▶ _Interface dataset entries_:
________________________________________

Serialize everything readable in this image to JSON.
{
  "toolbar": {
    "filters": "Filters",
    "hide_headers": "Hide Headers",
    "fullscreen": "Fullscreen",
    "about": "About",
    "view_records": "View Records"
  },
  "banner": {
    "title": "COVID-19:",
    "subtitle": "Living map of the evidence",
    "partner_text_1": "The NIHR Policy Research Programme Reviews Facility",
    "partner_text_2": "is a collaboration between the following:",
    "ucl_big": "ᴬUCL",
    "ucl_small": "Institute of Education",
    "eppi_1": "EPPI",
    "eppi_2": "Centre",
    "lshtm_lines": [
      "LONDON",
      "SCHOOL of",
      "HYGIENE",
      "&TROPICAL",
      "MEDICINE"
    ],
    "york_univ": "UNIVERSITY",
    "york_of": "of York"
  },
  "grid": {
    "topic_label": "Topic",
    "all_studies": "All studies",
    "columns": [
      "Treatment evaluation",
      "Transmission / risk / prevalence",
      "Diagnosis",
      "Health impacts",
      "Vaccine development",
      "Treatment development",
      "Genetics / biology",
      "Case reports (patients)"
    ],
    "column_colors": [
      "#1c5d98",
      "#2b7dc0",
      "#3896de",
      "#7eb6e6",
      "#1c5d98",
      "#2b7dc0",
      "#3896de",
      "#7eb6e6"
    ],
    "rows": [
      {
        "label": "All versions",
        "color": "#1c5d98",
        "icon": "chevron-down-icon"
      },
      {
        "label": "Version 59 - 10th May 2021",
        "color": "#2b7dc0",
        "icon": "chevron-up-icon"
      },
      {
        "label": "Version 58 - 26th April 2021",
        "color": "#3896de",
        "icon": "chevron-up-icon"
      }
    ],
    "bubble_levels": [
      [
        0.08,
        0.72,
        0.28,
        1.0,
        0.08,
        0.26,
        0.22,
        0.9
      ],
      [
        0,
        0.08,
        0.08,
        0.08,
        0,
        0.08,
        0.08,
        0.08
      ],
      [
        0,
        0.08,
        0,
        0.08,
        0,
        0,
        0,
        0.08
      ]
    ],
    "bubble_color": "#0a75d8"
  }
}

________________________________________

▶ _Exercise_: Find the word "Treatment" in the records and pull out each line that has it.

▶ _Answer_:
      "Treatment evaluation",
      "Treatment development",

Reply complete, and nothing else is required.